Only an exact repetition of all the entries will be accepted.

▶ **Exercise data**
....................
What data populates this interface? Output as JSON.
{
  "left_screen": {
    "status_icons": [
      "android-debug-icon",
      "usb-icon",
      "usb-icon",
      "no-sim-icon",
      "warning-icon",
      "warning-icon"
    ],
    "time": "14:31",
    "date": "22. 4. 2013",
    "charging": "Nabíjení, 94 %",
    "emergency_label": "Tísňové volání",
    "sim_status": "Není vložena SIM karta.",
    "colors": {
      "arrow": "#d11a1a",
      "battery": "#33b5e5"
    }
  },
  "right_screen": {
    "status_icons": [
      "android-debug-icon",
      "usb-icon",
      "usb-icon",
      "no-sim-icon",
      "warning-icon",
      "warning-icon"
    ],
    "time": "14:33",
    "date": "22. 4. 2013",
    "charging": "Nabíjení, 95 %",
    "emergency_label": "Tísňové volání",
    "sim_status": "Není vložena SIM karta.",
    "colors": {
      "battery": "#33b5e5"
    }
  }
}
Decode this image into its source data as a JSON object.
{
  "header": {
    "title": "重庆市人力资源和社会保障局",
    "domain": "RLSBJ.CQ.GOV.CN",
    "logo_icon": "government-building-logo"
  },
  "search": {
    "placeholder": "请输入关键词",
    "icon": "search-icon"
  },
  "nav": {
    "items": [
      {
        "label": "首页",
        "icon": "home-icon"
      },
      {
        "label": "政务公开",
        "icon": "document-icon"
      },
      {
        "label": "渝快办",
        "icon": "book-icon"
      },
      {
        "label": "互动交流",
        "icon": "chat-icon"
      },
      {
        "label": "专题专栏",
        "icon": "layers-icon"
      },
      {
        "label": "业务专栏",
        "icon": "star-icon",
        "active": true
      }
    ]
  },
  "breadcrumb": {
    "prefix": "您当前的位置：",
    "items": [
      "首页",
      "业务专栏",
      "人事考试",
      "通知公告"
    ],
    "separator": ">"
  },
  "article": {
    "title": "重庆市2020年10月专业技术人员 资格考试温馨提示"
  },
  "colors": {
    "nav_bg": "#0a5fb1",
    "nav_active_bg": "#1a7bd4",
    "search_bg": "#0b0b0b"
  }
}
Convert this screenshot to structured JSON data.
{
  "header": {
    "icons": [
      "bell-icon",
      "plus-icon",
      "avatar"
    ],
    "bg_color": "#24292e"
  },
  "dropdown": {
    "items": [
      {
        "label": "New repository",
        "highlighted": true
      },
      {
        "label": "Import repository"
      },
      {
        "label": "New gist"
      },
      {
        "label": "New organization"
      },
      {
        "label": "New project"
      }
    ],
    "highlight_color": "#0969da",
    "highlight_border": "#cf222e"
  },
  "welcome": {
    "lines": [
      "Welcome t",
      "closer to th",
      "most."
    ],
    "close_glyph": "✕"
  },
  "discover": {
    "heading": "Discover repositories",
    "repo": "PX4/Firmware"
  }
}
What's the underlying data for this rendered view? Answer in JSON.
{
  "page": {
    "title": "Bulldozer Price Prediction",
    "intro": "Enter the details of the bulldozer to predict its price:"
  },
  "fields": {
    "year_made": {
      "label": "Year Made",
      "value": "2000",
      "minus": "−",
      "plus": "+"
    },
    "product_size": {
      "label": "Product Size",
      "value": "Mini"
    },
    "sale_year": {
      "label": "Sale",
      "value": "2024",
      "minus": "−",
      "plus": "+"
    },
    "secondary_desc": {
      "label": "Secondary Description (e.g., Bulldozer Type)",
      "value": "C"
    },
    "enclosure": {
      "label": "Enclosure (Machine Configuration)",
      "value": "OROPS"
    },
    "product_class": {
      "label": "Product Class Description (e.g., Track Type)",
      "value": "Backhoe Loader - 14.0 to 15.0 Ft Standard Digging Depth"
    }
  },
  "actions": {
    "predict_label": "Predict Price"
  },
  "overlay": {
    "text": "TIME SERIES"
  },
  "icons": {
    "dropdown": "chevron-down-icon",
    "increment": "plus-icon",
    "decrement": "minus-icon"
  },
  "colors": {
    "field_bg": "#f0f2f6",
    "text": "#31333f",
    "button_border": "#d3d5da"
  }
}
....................
▶ **Response to this exercise**
What data populates this interface? Output as JSON.
{
  "left_screen": {
    "status_icons": [
      "android-debug-icon",
      "usb-icon",
      "usb-icon",
      "no-sim-icon",
      "warning-icon",
      "warning-icon"
    ],
    "time": "14:31",
    "date": "22. 4. 2013",
    "charging": "Nabíjení, 94 %",
    "emergency_label": "Tísňové volání",
    "sim_status": "Není vložena SIM karta.",
    "colors": {
      "arrow": "#d11a1a",
      "battery": "#33b5e5"
    }
  },
  "right_screen": {
    "status_icons": [
      "android-debug-icon",
      "usb-icon",
      "usb-icon",
      "no-sim-icon",
      "warning-icon",
      "warning-icon"
    ],
    "time": "14:33",
    "date": "22. 4. 2013",
    "charging": "Nabíjení, 95 %",
    "emergency_label": "Tísňové volání",
    "sim_status": "Není vložena SIM karta.",
    "colors": {
      "battery": "#33b5e5"
    }
  }
}
Decode this image into its source data as a JSON object.
{
  "header": {
    "title": "重庆市人力资源和社会保障局",
    "domain": "RLSBJ.CQ.GOV.CN",
    "logo_icon": "government-building-logo"
  },
  "search": {
    "placeholder": "请输入关键词",
    "icon": "search-icon"
  },
  "nav": {
    "items": [
      {
        "label": "首页",
        "icon": "home-icon"
      },
      {
        "label": "政务公开",
        "icon": "document-icon"
      },
      {
        "label": "渝快办",
        "icon": "book-icon"
      },
      {
        "label": "互动交流",
        "icon": "chat-icon"
      },
      {
        "label": "专题专栏",
        "icon": "layers-icon"
      },
      {
        "label": "业务专栏",
        "icon": "star-icon",
        "active": true
      }
    ]
  },
  "breadcrumb": {
    "prefix": "您当前的位置：",
    "items": [
      "首页",
      "业务专栏",
      "人事考试",
      "通知公告"
    ],
    "separator": ">"
  },
  "article": {
    "title": "重庆市2020年10月专业技术人员 资格考试温馨提示"
  },
  "colors": {
    "nav_bg": "#0a5fb1",
    "nav_active_bg": "#1a7bd4",
    "search_bg": "#0b0b0b"
  }
}
Convert this screenshot to structured JSON data.
{
  "header": {
    "icons": [
      "bell-icon",
      "plus-icon",
      "avatar"
    ],
    "bg_color": "#24292e"
  },
  "dropdown": {
    "items": [
      {
        "label": "New repository",
        "highlighted": true
      },
      {
        "label": "Import repository"
      },
      {
        "label": "New gist"
      },
      {
        "label": "New organization"
      },
      {
        "label": "New project"
      }
    ],
    "highlight_color": "#0969da",
    "highlight_border": "#cf222e"
  },
  "welcome": {
    "lines": [
      "Welcome t",
      "closer to th",
      "most."
    ],
    "close_glyph": "✕"
  },
  "discover": {
    "heading": "Discover repositories",
    "repo": "PX4/Firmware"
  }
}
What's the underlying data for this rendered view? Answer in JSON.
{
  "page": {
    "title": "Bulldozer Price Prediction",
    "intro": "Enter the details of the bulldozer to predict its price:"
  },
  "fields": {
    "year_made": {
      "label": "Year Made",
      "value": "2000",
      "minus": "−",
      "plus": "+"
    },
    "product_size": {
      "label": "Product Size",
      "value": "Mini"
    },
    "sale_year": {
      "label": "Sale",
      "value": "2024",
      "minus": "−",
      "plus": "+"
    },
    "secondary_desc": {
      "label": "Secondary Description (e.g., Bulldozer Type)",
      "value": "C"
    },
    "enclosure": {
      "label": "Enclosure (Machine Configuration)",
      "value": "OROPS"
    },
    "product_class": {
      "label": "Product Class Description (e.g., Track Type)",
      "value": "Backhoe Loader - 14.0 to 15.0 Ft Standard Digging Depth"
    }
  },
  "actions": {
    "predict_label": "Predict Price"
  },
  "overlay": {
    "text": "TIME SERIES"
  },
  "icons": {
    "dropdown": "chevron-down-icon",
    "increment": "plus-icon",
    "decrement": "minus-icon"
  },
  "colors": {
    "field_bg": "#f0f2f6",
    "text": "#31333f",
    "button_border": "#d3d5da"
  }
}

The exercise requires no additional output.